Historical and Biographical Works: The life of Sir Thomas Smith. 1820

Front Cover
Clarendon Press, 1820
0 Reviews

What people are saying - Write a review

We haven't found any reviews in the usual places.

Other editions - View all

Common terms and phrases

Popular passages

Page 37 - Pauls, desiring of him to have had some knowledg of things there to be done, because I thought it meet that my Sermon should somewhat have savoured of the same. From Mr. Dean I received a Letter, instructing me only, That the cause of the Visitation was, to abolish Statutes and Ordinances, which maintained Papistry, Superstition, Blindness and Ignorance, and to establish and set forth, such as might further God's Word and good Learning ; and else, the Truth is, he would shew me nothing, but...
Page 97 - Waiter's against whom one evidence deposed, that about two*' r years past she bore her husband in hand that he was bewitched : and as a remedy thereof, she caused a trivet to be set, and certain pieces of elder and white hazle wood to be laid upon the trivet across, with a fire under it; and then him, who was at that time not well in his wits, to kneel down and say certain prayers, as she taught him: and thereby, she said, he should be delivered of his bewitching, or his witch should consume as the...
Page 168 - Eliz. whereby it was provided, that a third part of the rent upon leases made by colleges, should be reserved in corn, payable either in kind or money, after the rate of the best prices in Oxford or Cambridge markets, on the next market day before Michaelmas and Lady -day.
Page 144 - Universities, learning. an<j ^ne ^WQ coueges of Eton and Winchester ; (for which his memory will be always dear to scholars ;) which was, that a third part of the rent upon leases made by colleges should be reserved in corn, paying after the rate of six shillings and eight pence the quarter, or under, for good wheat, and five shillings a quarter, or under, for good malt. This corn the tenants were yearly to deliver to the colleges, either in kind or in money, as the colleges pleased, after the rate...
Page 51 - Love all men ; but especially your enemies. ' Hate the sins that are past, but especially those to come. ' Be as ready to further your enemy as he is to hinder you, that ye may be the child of God.
Page 51 - Seek first to love God, dear wife, with your whole heart, and then shall it be easy to love your neighbour.

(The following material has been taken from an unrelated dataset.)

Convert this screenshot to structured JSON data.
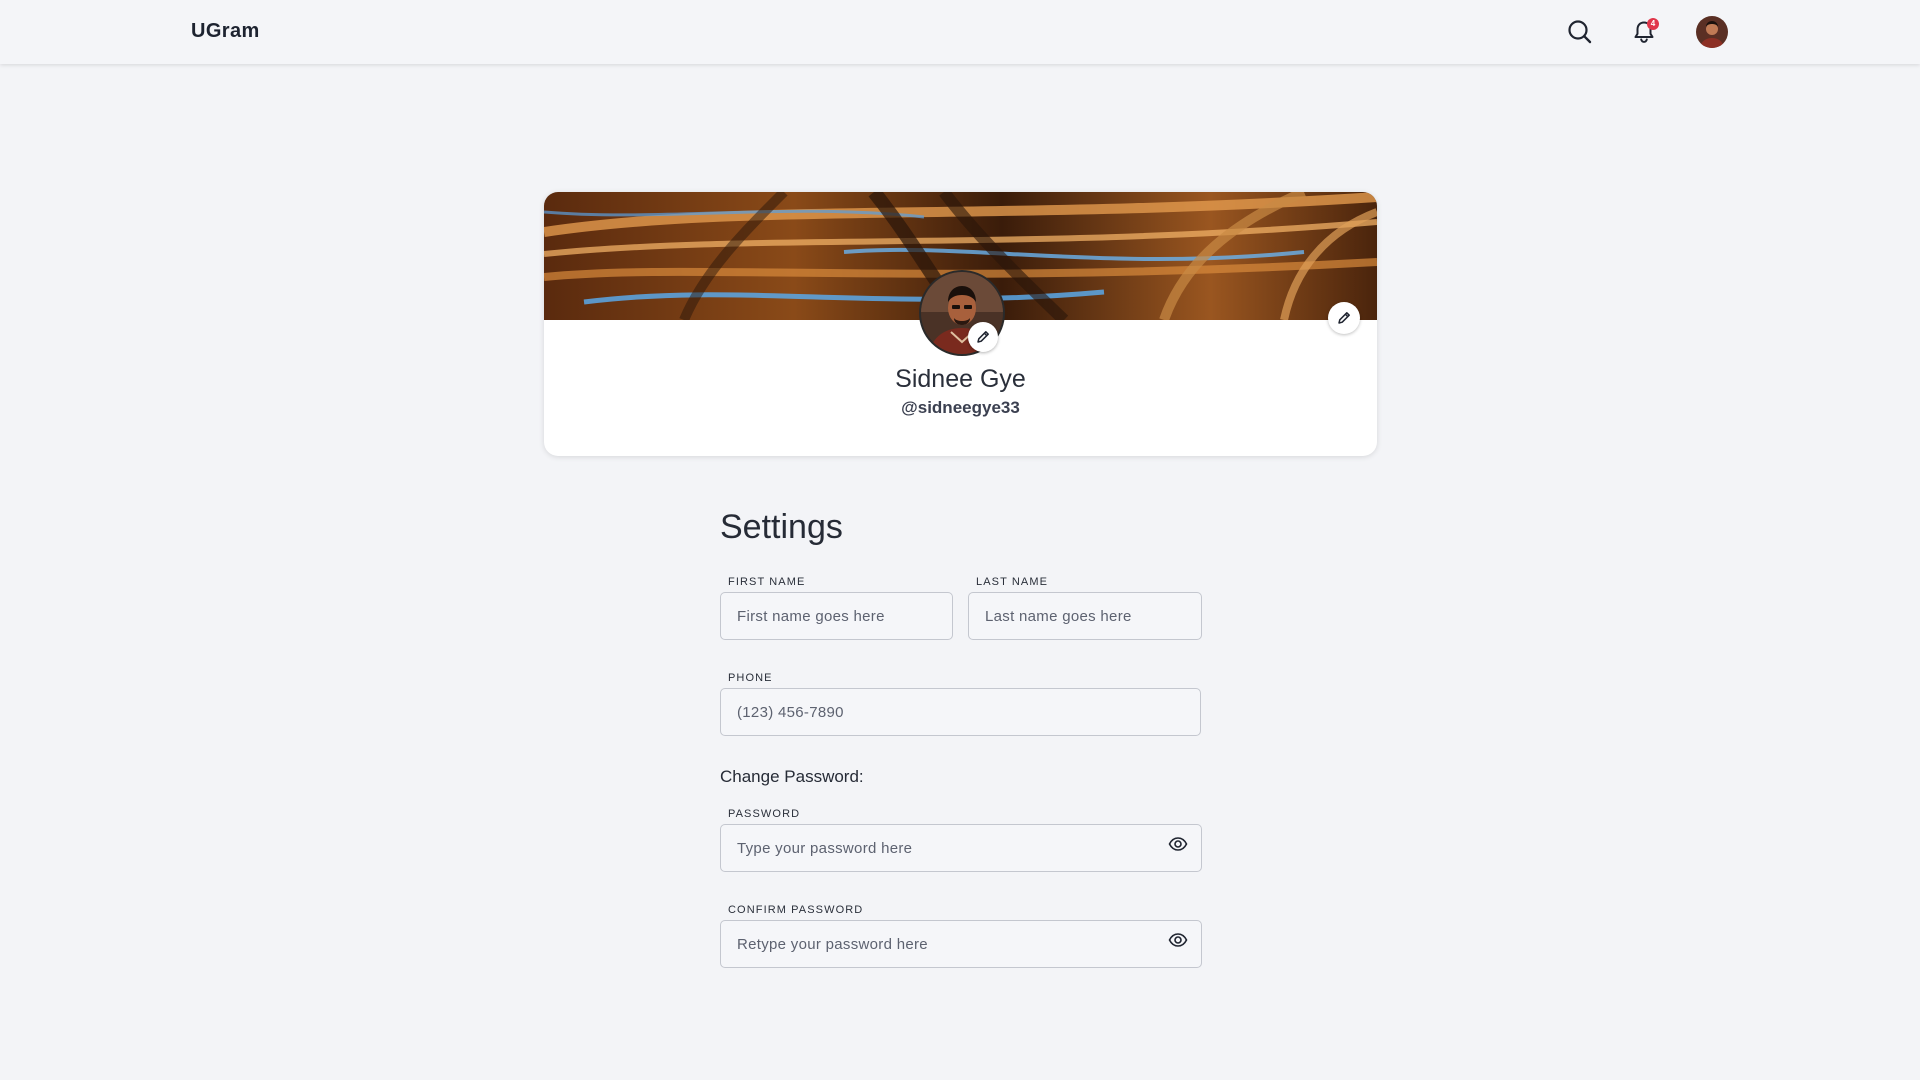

Be friendly to all creatures, and especially to your own soul. Be always an enemy to the devil and the world, but especially to your own flesh.
Page 101 - Winchelsey he had made the first trial, because of the plenty and readiness of wood. He received of Sir Thomas and Sir Humphrey, an hundred and one pounds apiece, for the buying of vessels and necessaries. They removed to Poole, thinking this ens of vitriol to be there, and took a lease of land of the Lady Mountjoy, of 300/.
Page 112 - Eng" land that had any traitorous hearts would be discou" raged: for one tree alone (as he ingeniously explained " the matter) may soon be cut down, but when there be " two or three together, it is longer a doing; and one shall " watch for the other. But if she had a child, then all " these bold and troublesome titles of the Scotch Queen " or others, that make such gaping for her death, would " be clean choaked up." The Queen cried merrily, " she " saw she might have five or six very well." " Would...
Page 48 - see were to be consulted." Likewise many other indulgences were by virtue hereof granted; as, to have a portatile altar, to receive the Sacrament privately; that in Lent and in other fasting times of the year they might eat eggs, butter, cheese, and other milk-meats and flesh, without scruple of conscience. Smythwick chose Sir Thomas Smith for one of his five friends specified in the bull, to be partaker of these Catholic privileges. And so it is expressed in an instrument drawn out and attested...
Page 242 - heard, not many years ago, of a certain lady, who having " the picture sent unto her of one whom she never saw, " who should be her husband, was so enamoured thereon, " and so ravished, that she languished for love, and was in " manner out of her wits for his long tarrying and absence.

Bibliographic information